U.S. Sen. James Lankford said Thursday he remains hopeful about the future of the United States in part because God continues sending Christians to serve in the nation’s capital.
“That would tell me even if this is Sodom and Gomorrah, He hasn't given up on it. We shouldn't give up on it,” Lankford (R-Okla.) said during an appearance at Family Research Council’s Inaugural Pray Vote Stand Summit in Leesburg, Va.
Tony Perkins, president of the Family Research Council, said he estimates there are “more men and women of committed faith in the Lord Jesus Christ serving in Congress” than “probably in modern time.”
“If [God] were finished with America, He wouldn't be calling men and women of faith to Washington, D.C.,” Perkins said. “And He's doing that.”
Lankford, who was elected to the Senate in 2016 after serving in the House of Representatives, said constituents sometimes draw comparisons between D.C. and Sodom and Gomorrah and tell him, “I can’t believe you work there.”
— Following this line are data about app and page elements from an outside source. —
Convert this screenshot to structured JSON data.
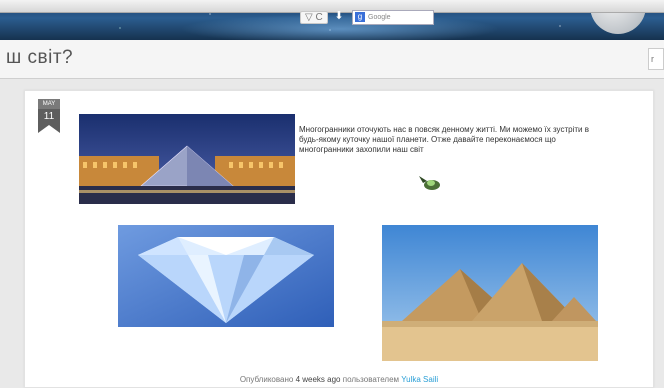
{
  "browser": {
    "url_fragment": "▽ C",
    "search_placeholder": "Google",
    "search_engine_icon": "google-g-icon"
  },
  "site": {
    "title": "ш світ?",
    "search_partial": "r"
  },
  "post": {
    "date_month": "MAY",
    "date_day": "11",
    "text": "Многогранники оточують нас в повсяк денному житті. Ми можемо їх зустріти в будь-якому куточку нашої планети. Отже давайте переконаємося що многогранники захопили наш світ",
    "byline_prefix": "Опубликовано",
    "byline_time": "4 weeks ago",
    "byline_mid": "пользователем",
    "byline_author": "Yulka Saili"
  }
}
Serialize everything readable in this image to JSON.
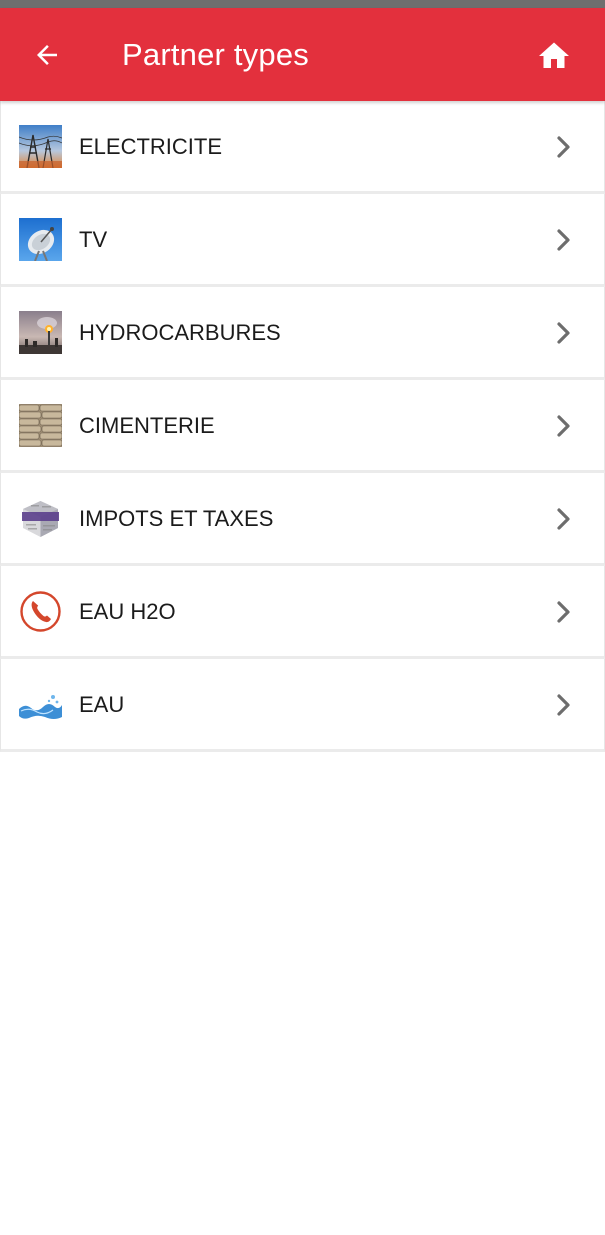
{
  "header": {
    "title": "Partner types",
    "back_icon": "arrow-left-icon",
    "home_icon": "home-icon",
    "background_color": "#e3303d"
  },
  "partner_types": [
    {
      "label": "ELECTRICITE",
      "icon": "power-lines-thumbnail"
    },
    {
      "label": "TV",
      "icon": "satellite-dish-thumbnail"
    },
    {
      "label": "HYDROCARBURES",
      "icon": "refinery-flare-thumbnail"
    },
    {
      "label": "CIMENTERIE",
      "icon": "cement-bags-thumbnail"
    },
    {
      "label": "IMPOTS ET TAXES",
      "icon": "impots-cube-thumbnail"
    },
    {
      "label": "EAU H2O",
      "icon": "phone-circle-thumbnail"
    },
    {
      "label": "EAU",
      "icon": "water-splash-thumbnail"
    }
  ],
  "row_chevron_icon": "chevron-right-icon"
}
“And I'll typically smile at them and go, 'Yeah, I can see some similar characteristics. But at the end in Sodom and Gomorrah, God was pulling all the Believers out. He's still sending Believers in [to D.C.],’” Lankford said.
Washington, D.C., Lankford said, is a “mirror to the country more than the country wants to admit.” That is, the contentiousness in D.C. mirrors the contentiousness on the local level, he said.
“If we want to see a change, I really am convinced that Washington doesn't change the country,” he said. “[Instead,] the country changes Washington. And the country is changed by churches and by believers actually living their faith. I really do believe in the power of the gospel.”
Lankford quoted 1 Peter 2, in which the apostle told the Christians they were “sojourners” living in a foreign land. Further, Peter wrote, Christians should keep their conduct “honorable” so that when others “speak against you as evildoers, they may see your good deeds and glorify God on the day of visitation.”
“[Peter] spends the rest of the book of First Peter saying, ‘Here's some practical things you can do to demonstrate your faith into a culture that has no idea who God is.’ Guess what? Those churches put that into practice. They lived among the people that had no idea who God was. They lived those principles out and people came to know God and cultures got turned around.
“You think maybe that would work the same now, as it did in the first century?” Lankford asked. “I do. Absolutely. So that gives me hope.”
Photo credit: ©Getty Images/Muni Yogeshwaran
Michael Foust has covered the intersection of faith and news for 20 years. His stories have appeared in Baptist Press, Christianity Today, The Christian Post, the Leaf-Chronicle, the Toronto Star and the Knoxville News-Sentinel.